When it comes to forcing Domantas Sabonis to finish with his off-hand, many have tried, but few have succeeded. Per Synergy, the lefty big man has only turned over his left shoulder, whether setting up from either block or flashing middle, on 16 percent of his post-up possessions. Furthermore, he’s also right-handed just 16 percent of his shots classified as hook shots. Instead, when an opponent sits on his right hip and attempts to take away his ability to turn over his preferred shoulder, he generally does one of two things.
He either counters with a running hook and still gets back to his left hand through shear force of strength, or he wriggles his way out of tight spaces with adroit footwork and body control, teasing his man toward the baseline with a reverse dribble before rapidly pivoting back in front of the basket for a lefty jump-hook.

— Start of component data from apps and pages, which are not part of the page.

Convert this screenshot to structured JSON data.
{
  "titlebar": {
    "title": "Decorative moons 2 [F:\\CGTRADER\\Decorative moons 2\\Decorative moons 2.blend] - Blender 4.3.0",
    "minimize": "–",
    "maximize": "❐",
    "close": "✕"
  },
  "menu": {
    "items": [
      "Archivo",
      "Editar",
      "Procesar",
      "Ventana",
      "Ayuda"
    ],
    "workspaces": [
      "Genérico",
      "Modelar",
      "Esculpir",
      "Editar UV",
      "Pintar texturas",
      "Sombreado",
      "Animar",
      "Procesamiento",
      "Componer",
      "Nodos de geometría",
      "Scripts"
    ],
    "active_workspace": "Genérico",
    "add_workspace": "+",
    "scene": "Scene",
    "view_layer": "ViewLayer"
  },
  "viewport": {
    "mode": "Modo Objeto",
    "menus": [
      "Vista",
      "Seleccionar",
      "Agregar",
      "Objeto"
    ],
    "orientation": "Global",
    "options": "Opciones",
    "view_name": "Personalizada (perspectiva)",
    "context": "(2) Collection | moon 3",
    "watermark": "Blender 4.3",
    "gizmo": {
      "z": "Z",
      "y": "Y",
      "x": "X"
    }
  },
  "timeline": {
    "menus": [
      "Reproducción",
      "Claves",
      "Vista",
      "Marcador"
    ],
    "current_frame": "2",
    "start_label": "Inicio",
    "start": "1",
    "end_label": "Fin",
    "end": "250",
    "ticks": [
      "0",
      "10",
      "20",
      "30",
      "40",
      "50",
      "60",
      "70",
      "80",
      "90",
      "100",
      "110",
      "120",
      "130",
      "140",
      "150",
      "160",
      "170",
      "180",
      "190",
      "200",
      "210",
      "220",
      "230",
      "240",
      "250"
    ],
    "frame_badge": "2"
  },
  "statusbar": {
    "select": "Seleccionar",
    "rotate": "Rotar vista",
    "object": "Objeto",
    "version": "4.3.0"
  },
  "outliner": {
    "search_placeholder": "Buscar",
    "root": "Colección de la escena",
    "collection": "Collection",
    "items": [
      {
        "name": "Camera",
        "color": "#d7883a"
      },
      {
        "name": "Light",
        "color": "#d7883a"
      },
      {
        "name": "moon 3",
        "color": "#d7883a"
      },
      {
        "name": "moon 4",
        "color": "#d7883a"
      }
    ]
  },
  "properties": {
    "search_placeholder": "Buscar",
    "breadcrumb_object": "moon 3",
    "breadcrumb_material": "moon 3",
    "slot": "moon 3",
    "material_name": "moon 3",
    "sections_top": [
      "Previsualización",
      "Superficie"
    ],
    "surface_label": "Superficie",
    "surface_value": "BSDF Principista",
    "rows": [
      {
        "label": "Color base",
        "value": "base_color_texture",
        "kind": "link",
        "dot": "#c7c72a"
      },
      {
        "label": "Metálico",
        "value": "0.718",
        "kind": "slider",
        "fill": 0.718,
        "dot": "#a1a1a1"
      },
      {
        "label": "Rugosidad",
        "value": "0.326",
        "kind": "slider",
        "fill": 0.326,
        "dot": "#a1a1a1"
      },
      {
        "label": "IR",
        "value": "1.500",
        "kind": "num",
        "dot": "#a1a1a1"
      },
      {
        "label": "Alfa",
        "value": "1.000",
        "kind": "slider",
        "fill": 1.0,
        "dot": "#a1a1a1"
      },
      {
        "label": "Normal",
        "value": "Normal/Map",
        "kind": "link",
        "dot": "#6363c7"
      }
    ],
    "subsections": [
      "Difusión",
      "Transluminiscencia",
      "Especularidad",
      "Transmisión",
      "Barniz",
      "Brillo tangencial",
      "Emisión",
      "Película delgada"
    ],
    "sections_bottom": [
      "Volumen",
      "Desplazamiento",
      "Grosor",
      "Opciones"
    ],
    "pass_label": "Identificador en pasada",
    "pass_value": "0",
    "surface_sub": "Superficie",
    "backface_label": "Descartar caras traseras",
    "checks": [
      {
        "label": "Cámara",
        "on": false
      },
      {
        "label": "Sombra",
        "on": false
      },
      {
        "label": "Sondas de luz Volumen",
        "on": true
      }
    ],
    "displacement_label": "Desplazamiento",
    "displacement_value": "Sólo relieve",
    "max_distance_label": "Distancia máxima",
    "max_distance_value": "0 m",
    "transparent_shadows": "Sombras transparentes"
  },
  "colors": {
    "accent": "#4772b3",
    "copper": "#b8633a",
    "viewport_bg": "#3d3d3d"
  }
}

With power and polish like muscle memory, nullifying the first-time All-Star’s physicality calls for an exaggerated game-plan and a stiff upper lip, which means the Pacers need to take note of some of the ways in which those who know him best have limited him most — especially once the playoffs roll around (whenever that may be).